Once, on a near 24-hour climb of Mount Rumble at the headwaters of Peters Creek, Jim Sayler, Niles Woods and I came to the edge of a hanging valley which dropped to Peters Creek. Looking 500 vertical feet down the lip of the hanging valley we saw a sow and two cubs by the creek.
To warn her of our presence, Jim called out, “Hey, bear!””
Even with the noise of the creek, that sow’s head jerked around and looked right up at us. All three of us knew of bears’ incredible senses of smell and hearing. Still, her sudden and exact pinpointing of our location knocked all three of us back on our heels.
She didn’t charge us, though. We had given her enough space to gather up her two cubs and crash across the creek. But one cub wouldn’t follow her across the deep, swift creek. She had to cross back two times before this second cub finally followed her across. All the while, we stood watching with wonder as this sight unfolded below us. Five minutes after she and her brood disappeared around the front of Mount Rumble we started down off the lip of the hanging valley.
We do, however, remain on a black bear’s diet. As a result, they sometimes investigate our presence, sizing us up for a possible meal. Often they just leave us alone, often fleeing from us, and sometimes just ignoring us, seemingly aware of the fact that while we may prove too difficult to kill, neither can we easily kill them—making for a rather nervous balance of power. But a hungry bear can do desperate things. Many people have reported the eerie and scary experience of having a black bear stalk them. Some people get attacked and killed after such a stalking. Others sometimes successfully fight the bear off, proving to the bear that they will take too much effort and trouble to make a meal of them. In some ways this proves a relief: we can seemingly fight back by yelling, throwing rocks, swinging sticks, and generally making ourselves seem too dangerous to attack.
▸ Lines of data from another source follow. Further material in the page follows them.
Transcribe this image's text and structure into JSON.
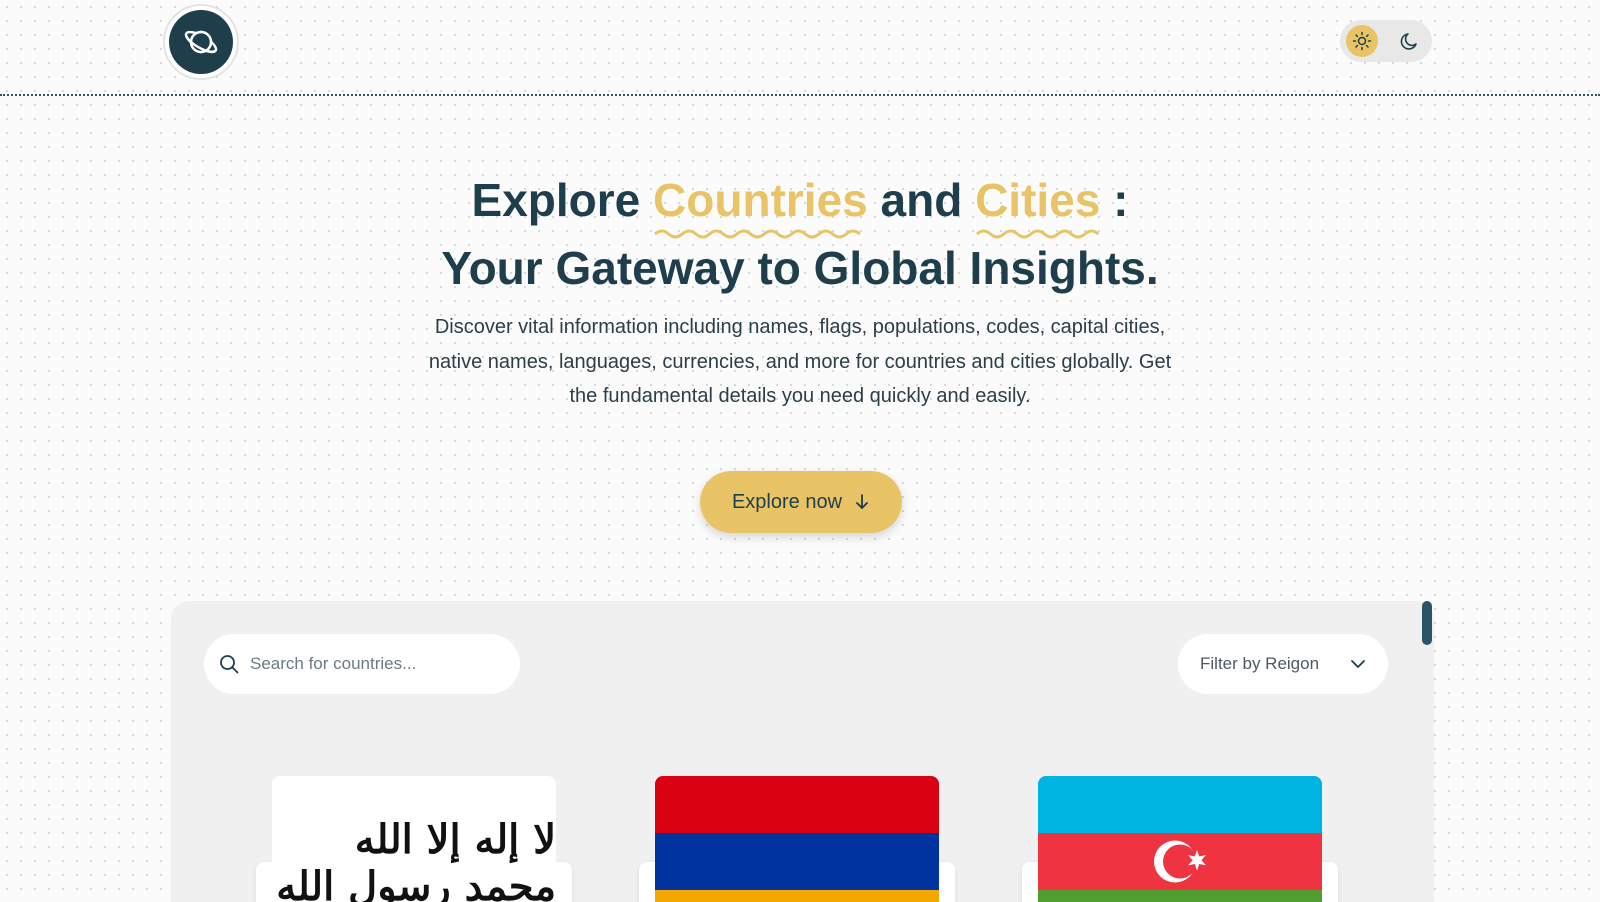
{
  "header": {
    "logo_icon": "planet-icon",
    "theme": {
      "light_icon": "sun-icon",
      "dark_icon": "moon-icon",
      "active": "light"
    }
  },
  "hero": {
    "title_word_explore": "Explore",
    "title_accent_1": "Countries",
    "title_word_and": "and",
    "title_accent_2": "Cities",
    "title_colon": ":",
    "title_line_2": "Your Gateway to Global Insights.",
    "description": "Discover vital information including names, flags, populations, codes, capital cities, native names, languages, currencies, and more for countries and cities globally. Get the fundamental details you need quickly and easily.",
    "cta_label": "Explore now",
    "cta_icon": "arrow-down-icon"
  },
  "panel": {
    "search_placeholder": "Search for countries...",
    "search_icon": "search-icon",
    "filter_label": "Filter by Reigon",
    "filter_icon": "chevron-down-icon"
  },
  "countries": [
    {
      "flag": "afghanistan-flag",
      "flag_text": "لا إله إلا الله محمد رسول الله"
    },
    {
      "flag": "armenia-flag",
      "stripes": [
        "#d90012",
        "#0033a0",
        "#f2a800"
      ]
    },
    {
      "flag": "azerbaijan-flag",
      "stripes": [
        "#00b5e2",
        "#ef3340",
        "#509e2f"
      ]
    }
  ],
  "colors": {
    "accent": "#e8c466",
    "primary": "#1f3e4c",
    "panel": "#f0f0f0"
  }
}
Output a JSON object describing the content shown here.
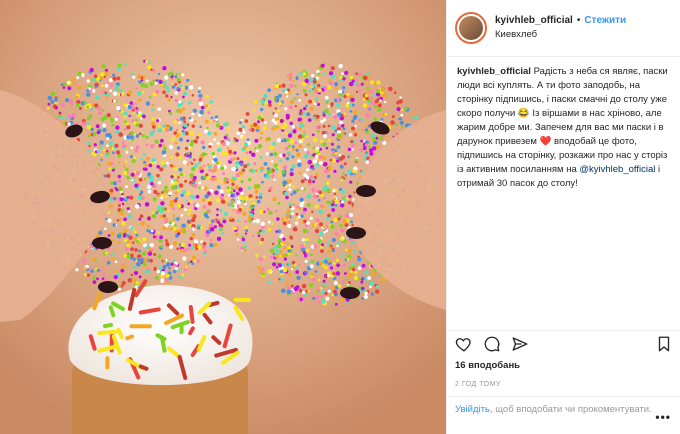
{
  "post": {
    "username": "kyivhleb_official",
    "separator": "•",
    "follow_label": "Стежити",
    "location": "Киевхлеб",
    "caption_user": "kyivhleb_official",
    "caption_text_1": "Радість з неба ся являє, паски люди всі куплять. А ти фото заподобь, на сторінку підпишись, і паски смачні до столу уже скоро получи ",
    "emoji_1": "😂",
    "caption_text_2": " Із віршами в нас хріново, але жарим добре ми. Запечем для вас ми паски і в дарунок привезем ",
    "emoji_2": "❤️",
    "caption_text_3": " вподобай це фото, підпишись на сторінку, розкажи про нас у сторіз із активним посиланням на ",
    "mention": "@kyivhleb_official",
    "caption_text_4": " і отримай 30 пасок до столу!",
    "likes": "16 вподобань",
    "time_ago": "2 ГОД ТОМУ",
    "login_link": "Увійдіть",
    "comment_prompt": ", щоб вподобати чи прокоментувати.",
    "more_label": "•••"
  },
  "icons": {
    "like": "heart-icon",
    "comment": "comment-icon",
    "share": "share-icon",
    "save": "bookmark-icon"
  },
  "colors": {
    "follow": "#3897f0",
    "text": "#262626",
    "muted": "#999999",
    "border": "#efefef"
  }
}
Wolves will also eat humans, but usually—and, again, I stress usually—only in packs. I have come across solitary wolves a number of times in the wilds, making for a usually and spooky experience. Once while climbing a steep grass gully behind Harp Mountain in the central Chugach, I had such an encounter.
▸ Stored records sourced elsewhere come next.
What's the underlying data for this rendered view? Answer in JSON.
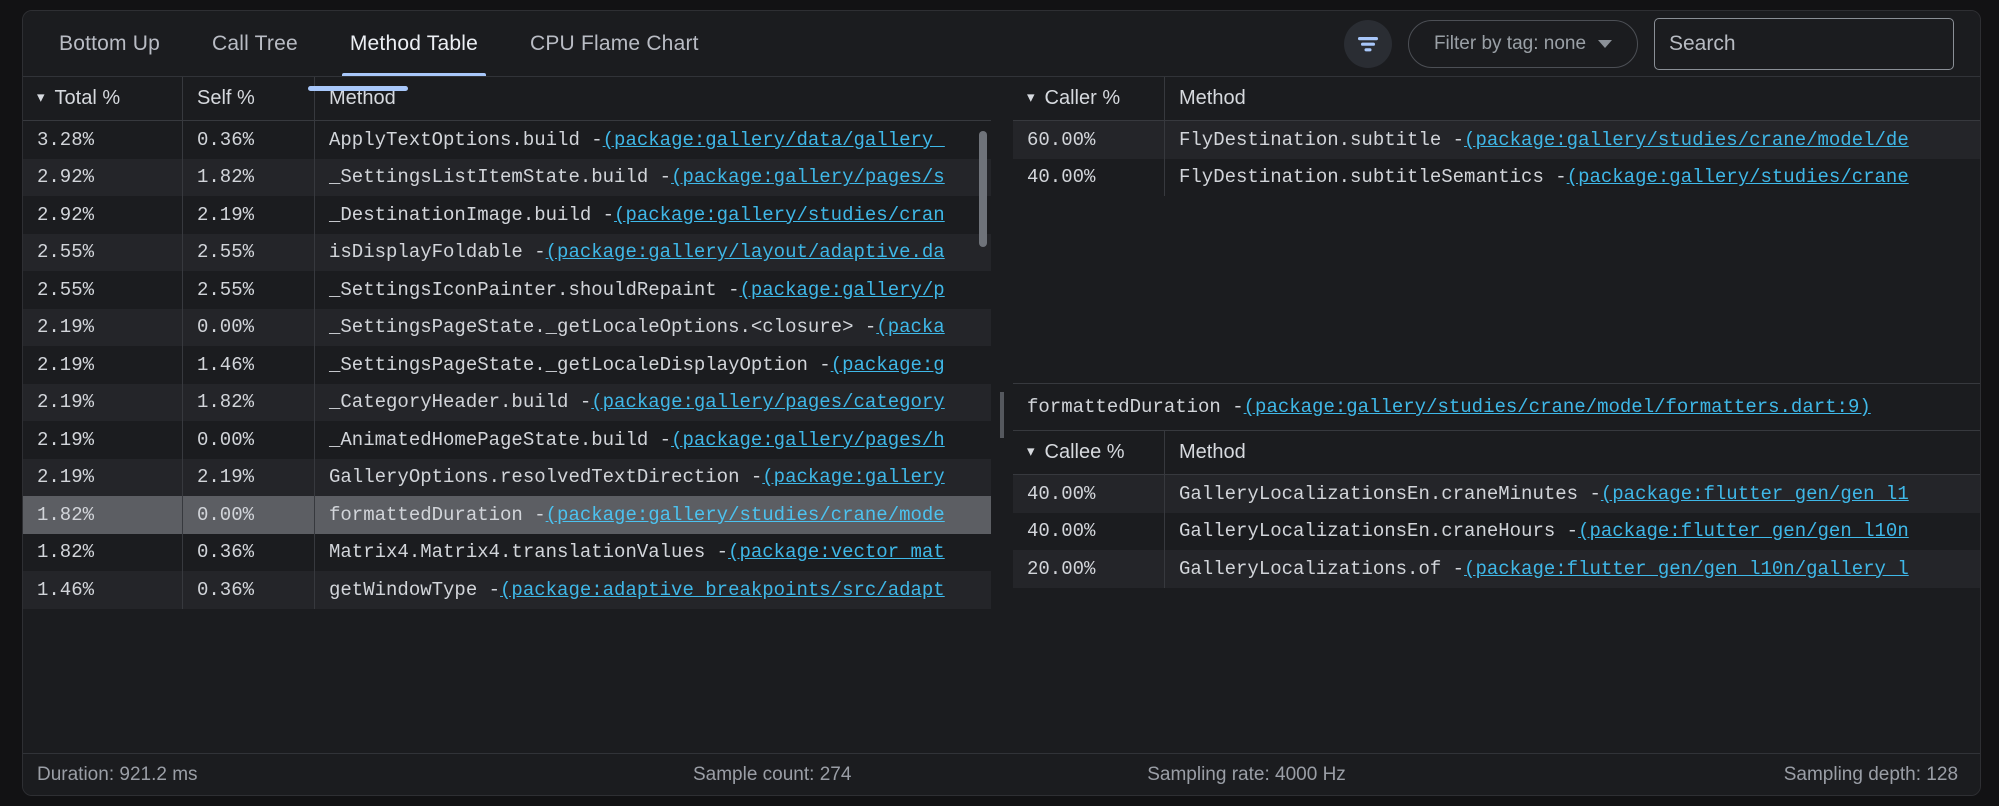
{
  "tabs": [
    {
      "label": "Bottom Up",
      "active": false
    },
    {
      "label": "Call Tree",
      "active": false
    },
    {
      "label": "Method Table",
      "active": true
    },
    {
      "label": "CPU Flame Chart",
      "active": false
    }
  ],
  "toolbar": {
    "filter_icon": "filter-icon",
    "tag_filter_label": "Filter by tag: none",
    "search_placeholder": "Search"
  },
  "method_table": {
    "columns": [
      "Total %",
      "Self %",
      "Method"
    ],
    "sorted_column": "Total %",
    "rows": [
      {
        "total": "3.28%",
        "self": "0.36%",
        "method": "ApplyTextOptions.build - ",
        "link": "(package:gallery/data/gallery_"
      },
      {
        "total": "2.92%",
        "self": "1.82%",
        "method": "_SettingsListItemState.build - ",
        "link": "(package:gallery/pages/s"
      },
      {
        "total": "2.92%",
        "self": "2.19%",
        "method": "_DestinationImage.build - ",
        "link": "(package:gallery/studies/cran"
      },
      {
        "total": "2.55%",
        "self": "2.55%",
        "method": "isDisplayFoldable - ",
        "link": "(package:gallery/layout/adaptive.da"
      },
      {
        "total": "2.55%",
        "self": "2.55%",
        "method": "_SettingsIconPainter.shouldRepaint - ",
        "link": "(package:gallery/p"
      },
      {
        "total": "2.19%",
        "self": "0.00%",
        "method": "_SettingsPageState._getLocaleOptions.<closure> - ",
        "link": "(packa"
      },
      {
        "total": "2.19%",
        "self": "1.46%",
        "method": "_SettingsPageState._getLocaleDisplayOption - ",
        "link": "(package:g"
      },
      {
        "total": "2.19%",
        "self": "1.82%",
        "method": "_CategoryHeader.build - ",
        "link": "(package:gallery/pages/category"
      },
      {
        "total": "2.19%",
        "self": "0.00%",
        "method": "_AnimatedHomePageState.build - ",
        "link": "(package:gallery/pages/h"
      },
      {
        "total": "2.19%",
        "self": "2.19%",
        "method": "GalleryOptions.resolvedTextDirection - ",
        "link": "(package:gallery"
      },
      {
        "total": "1.82%",
        "self": "0.00%",
        "method": "formattedDuration - ",
        "link": "(package:gallery/studies/crane/mode",
        "selected": true
      },
      {
        "total": "1.82%",
        "self": "0.36%",
        "method": "Matrix4.Matrix4.translationValues - ",
        "link": "(package:vector_mat"
      },
      {
        "total": "1.46%",
        "self": "0.36%",
        "method": "getWindowType - ",
        "link": "(package:adaptive_breakpoints/src/adapt"
      }
    ]
  },
  "caller_table": {
    "columns": [
      "Caller %",
      "Method"
    ],
    "sorted_column": "Caller %",
    "rows": [
      {
        "pct": "60.00%",
        "method": "FlyDestination.subtitle - ",
        "link": "(package:gallery/studies/crane/model/de"
      },
      {
        "pct": "40.00%",
        "method": "FlyDestination.subtitleSemantics - ",
        "link": "(package:gallery/studies/crane"
      }
    ]
  },
  "selected_method": {
    "name": "formattedDuration - ",
    "link": "(package:gallery/studies/crane/model/formatters.dart:9)"
  },
  "callee_table": {
    "columns": [
      "Callee %",
      "Method"
    ],
    "sorted_column": "Callee %",
    "rows": [
      {
        "pct": "40.00%",
        "method": "GalleryLocalizationsEn.craneMinutes - ",
        "link": "(package:flutter_gen/gen_l1"
      },
      {
        "pct": "40.00%",
        "method": "GalleryLocalizationsEn.craneHours - ",
        "link": "(package:flutter_gen/gen_l10n"
      },
      {
        "pct": "20.00%",
        "method": "GalleryLocalizations.of - ",
        "link": "(package:flutter_gen/gen_l10n/gallery_l"
      }
    ]
  },
  "status": {
    "duration": "Duration: 921.2 ms",
    "sample_count": "Sample count: 274",
    "sampling_rate": "Sampling rate: 4000 Hz",
    "sampling_depth": "Sampling depth: 128"
  },
  "colors": {
    "accent": "#a8c7fa",
    "link": "#3fb8e8",
    "panel_bg": "#1b1c1f",
    "row_alt_bg": "#242529",
    "selected_row_bg": "#5c5e63"
  }
}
As the gully rounded up into the notch at the top of the ridge I sensed something watching me. Turning around, I saw less than 100 yards away, a wolf standing in a snowfield eyeing me, perhaps weighing me up.
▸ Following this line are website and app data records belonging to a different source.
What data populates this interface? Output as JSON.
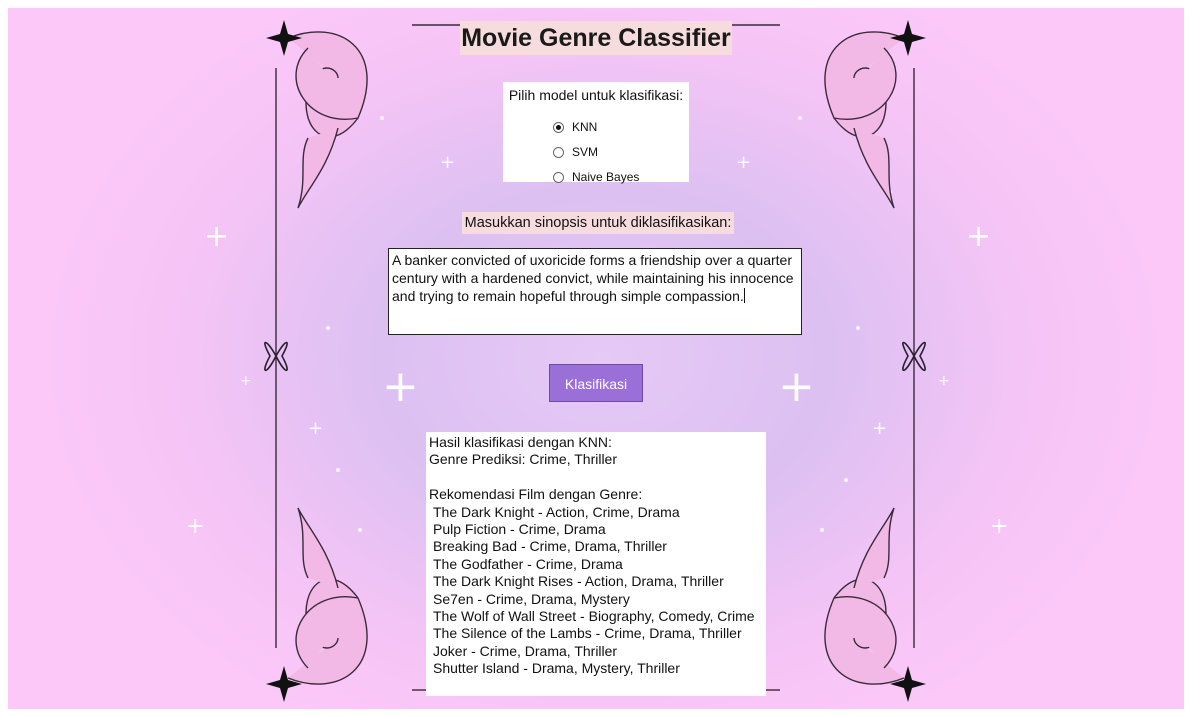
{
  "app": {
    "title": "Movie Genre Classifier"
  },
  "model_select": {
    "label": "Pilih model untuk klasifikasi:",
    "options": [
      "KNN",
      "SVM",
      "Naive Bayes"
    ],
    "selected": "KNN"
  },
  "synopsis": {
    "label": "Masukkan sinopsis untuk diklasifikasikan:",
    "value": "A banker convicted of uxoricide forms a friendship over a quarter century with a hardened convict, while maintaining his innocence and trying to remain hopeful through simple compassion."
  },
  "classify_button": {
    "label": "Klasifikasi"
  },
  "result": {
    "header": "Hasil klasifikasi dengan KNN:",
    "genre_line": "Genre Prediksi: Crime, Thriller",
    "rec_header": "Rekomendasi Film dengan Genre:",
    "recommendations": [
      "The Dark Knight - Action, Crime, Drama",
      "Pulp Fiction - Crime, Drama",
      "Breaking Bad - Crime, Drama, Thriller",
      "The Godfather - Crime, Drama",
      "The Dark Knight Rises - Action, Drama, Thriller",
      "Se7en - Crime, Drama, Mystery",
      "The Wolf of Wall Street - Biography, Comedy, Crime",
      "The Silence of the Lambs - Crime, Drama, Thriller",
      "Joker - Crime, Drama, Thriller",
      "Shutter Island - Drama, Mystery, Thriller"
    ]
  },
  "theme": {
    "accent": "#9a6fd8",
    "background": "#f5c4f6",
    "label_bg": "#f6dcdf"
  }
}
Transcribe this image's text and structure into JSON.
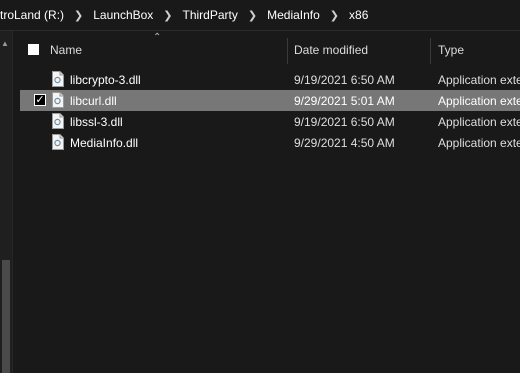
{
  "breadcrumbs": [
    "troLand (R:)",
    "LaunchBox",
    "ThirdParty",
    "MediaInfo",
    "x86"
  ],
  "columns": {
    "name": "Name",
    "date_modified": "Date modified",
    "type": "Type"
  },
  "files": [
    {
      "name": "libcrypto-3.dll",
      "date": "9/19/2021 6:50 AM",
      "type": "Application exte",
      "selected": false
    },
    {
      "name": "libcurl.dll",
      "date": "9/29/2021 5:01 AM",
      "type": "Application exte",
      "selected": true
    },
    {
      "name": "libssl-3.dll",
      "date": "9/19/2021 6:50 AM",
      "type": "Application exte",
      "selected": false
    },
    {
      "name": "MediaInfo.dll",
      "date": "9/29/2021 4:50 AM",
      "type": "Application exte",
      "selected": false
    }
  ],
  "icons": {
    "file": "dll-file-icon",
    "breadcrumb_separator": "chevron-right-icon",
    "sort": "sort-ascending-icon"
  },
  "colors": {
    "background": "#191919",
    "selected_row": "#777777",
    "text": "#ffffff"
  }
}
As it stood, I managed to click one or two pictures of it. Without a telephoto lens, the photos make it hard to differentiate it from a dog. If one could have seen it turn away and turn down the valley on the opposite side of the ridge, they would know it a wolf. It had that unmistakable easy lope by which wolves move over the landscape, seeming without effort gobbling up big chunks of terrain in but a few hours.
I have seen many other wolves and bears up close, which always makes the heart go pitter patter. Luckily, I have only seen wolves traveling alone and not in a pack. I think if I happened into the ken of a pack I might not now sit here writing.
Many a moose has charged me. Many a tarn has dive-bombed me. And even one or two black bears have stalked me.
Some of these fellow creatures acted to defend their young. Some acted to make me lunch. They would have acted the same in confronting most any creature. The bones of many creatures that one comes across in the wilds—sheep, moose, caribou, rabbits, birds, and fish—remind us again and again of this fact. To them homo sapiens remain just another creature of the wilds—rare in some places and now far less vulnerable than millenniums ago—but still just another creature. We may make some bears more wary of us and some wolves choose not to attack us, but that doesn’t make us any less a part of the food chain—just an uncommon link in it.